THURSDAY, 12:17pm: The value of the contract will be $4.2MM, Pick tweets. That’s slightly more than the $3,925,706 that a four-year minimum-salary contract would entail for the one-year veteran if he signed today.
WEDNESDAY, 8:19am: It’ll be a four-year pact, reports David Pick of Eurobasket.com (Twitter link).
TUESDAY, 7:08pm: The Sixers are intending to sign free agent Robert Covington this week, Marc Stein of ESPN.com reports (Twitter link). Covington came close to inking a deal with the Sixers earlier, but decided to take the D-League route to begin the season. He was selected first overall by the Grand Rapids Drive in this year’s NBA D-League draft.
Covington spent much of last season with Houston’s D-League affiliate despite being on the team’s NBA roster the entire year. He earned himself a trip to the D-League’s All-Star game by averaging 23.2 PPG and 9.2 RPG in 34.1 minutes per game in 42 D-League appearances. He spent the preseason on Houston’s roster, though he was away from the team for weeks mulling offers to play in Europe before being waived.
Philadelphia had recently waived the injured Malcolm Thomas in order to clear a roster slot to ink Drew Gordon to a multi-year deal. With the Sixers current roster count sitting at the regular season maximum of 15 players, a corresponding move would need to be made in order to accommodate the addition of Covington. It’s unclear who the odd man out will be, but one of the non-guaranteed deals for Brandon Davies, Chris Johnson, Henry Sims, or Hollis Thompson seem likely candidates, though that is just my speculation.
Today’s dealings involving Covington and Johnson will still leave the Sixers with the league-maximum 15 players, so if the team wishes to add Onuaku they will need to make a subsequent roster move.
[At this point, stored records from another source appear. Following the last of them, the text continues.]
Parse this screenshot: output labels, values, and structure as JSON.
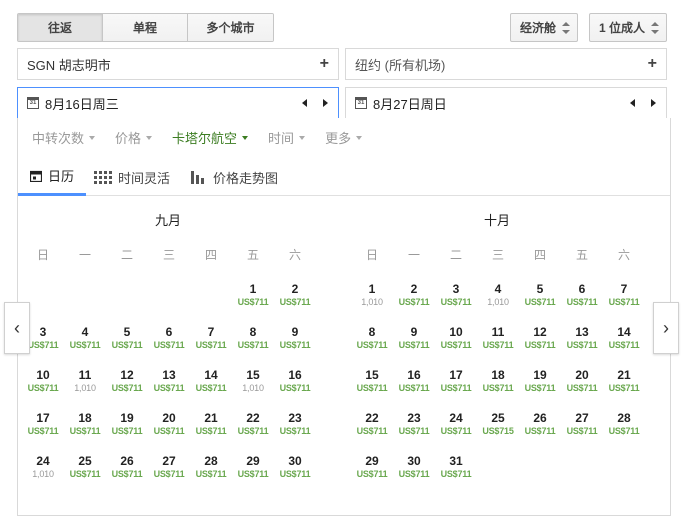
{
  "trip_types": [
    "往返",
    "单程",
    "多个城市"
  ],
  "cabin": "经济舱",
  "passengers": "1 位成人",
  "origin": "SGN 胡志明市",
  "destination": "纽约 (所有机场)",
  "depart_date": "8月16日周三",
  "return_date": "8月27日周日",
  "calendar_icon_text": "31",
  "filters": [
    "中转次数",
    "价格",
    "卡塔尔航空",
    "时间",
    "更多"
  ],
  "tabs": [
    "日历",
    "时间灵活",
    "价格走势图"
  ],
  "weekdays": [
    "日",
    "一",
    "二",
    "三",
    "四",
    "五",
    "六"
  ],
  "months": [
    {
      "title": "九月",
      "first_weekday": 5,
      "days": [
        [
          "1",
          "US$711"
        ],
        [
          "2",
          "US$711"
        ],
        [
          "3",
          "US$711"
        ],
        [
          "4",
          "US$711"
        ],
        [
          "5",
          "US$711"
        ],
        [
          "6",
          "US$711"
        ],
        [
          "7",
          "US$711"
        ],
        [
          "8",
          "US$711"
        ],
        [
          "9",
          "US$711"
        ],
        [
          "10",
          "US$711"
        ],
        [
          "11",
          "1,010"
        ],
        [
          "12",
          "US$711"
        ],
        [
          "13",
          "US$711"
        ],
        [
          "14",
          "US$711"
        ],
        [
          "15",
          "1,010"
        ],
        [
          "16",
          "US$711"
        ],
        [
          "17",
          "US$711"
        ],
        [
          "18",
          "US$711"
        ],
        [
          "19",
          "US$711"
        ],
        [
          "20",
          "US$711"
        ],
        [
          "21",
          "US$711"
        ],
        [
          "22",
          "US$711"
        ],
        [
          "23",
          "US$711"
        ],
        [
          "24",
          "1,010"
        ],
        [
          "25",
          "US$711"
        ],
        [
          "26",
          "US$711"
        ],
        [
          "27",
          "US$711"
        ],
        [
          "28",
          "US$711"
        ],
        [
          "29",
          "US$711"
        ],
        [
          "30",
          "US$711"
        ]
      ]
    },
    {
      "title": "十月",
      "first_weekday": 0,
      "days": [
        [
          "1",
          "1,010"
        ],
        [
          "2",
          "US$711"
        ],
        [
          "3",
          "US$711"
        ],
        [
          "4",
          "1,010"
        ],
        [
          "5",
          "US$711"
        ],
        [
          "6",
          "US$711"
        ],
        [
          "7",
          "US$711"
        ],
        [
          "8",
          "US$711"
        ],
        [
          "9",
          "US$711"
        ],
        [
          "10",
          "US$711"
        ],
        [
          "11",
          "US$711"
        ],
        [
          "12",
          "US$711"
        ],
        [
          "13",
          "US$711"
        ],
        [
          "14",
          "US$711"
        ],
        [
          "15",
          "US$711"
        ],
        [
          "16",
          "US$711"
        ],
        [
          "17",
          "US$711"
        ],
        [
          "18",
          "US$711"
        ],
        [
          "19",
          "US$711"
        ],
        [
          "20",
          "US$711"
        ],
        [
          "21",
          "US$711"
        ],
        [
          "22",
          "US$711"
        ],
        [
          "23",
          "US$711"
        ],
        [
          "24",
          "US$711"
        ],
        [
          "25",
          "US$715"
        ],
        [
          "26",
          "US$711"
        ],
        [
          "27",
          "US$711"
        ],
        [
          "28",
          "US$711"
        ],
        [
          "29",
          "US$711"
        ],
        [
          "30",
          "US$711"
        ],
        [
          "31",
          "US$711"
        ]
      ]
    }
  ],
  "nav": {
    "prev": "‹",
    "next": "›"
  },
  "colors": {
    "price_green": "#6aa84f",
    "accent_blue": "#4d90fe",
    "active_filter": "#3c7d22"
  }
}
One of the non-guaranteed deals for Brandon Davies, Henry Sims, or Hollis Thompson seem likely candidates to be waived in the event of a new signing, though that is just my speculation.
The 6’9″, 27-year-old Onuaku appeared in a total of five games last season, split between the Pelicans and the Cavaliers, and he averaged a combined 0.6 PPG, 1.6 RPG, and 0.6 APG. His slash line was .200/.000/.500. Onuaku spent training camp with the Pacers and was among the group of players cut as Indiana pared down its preseason roster to the regular season maximum.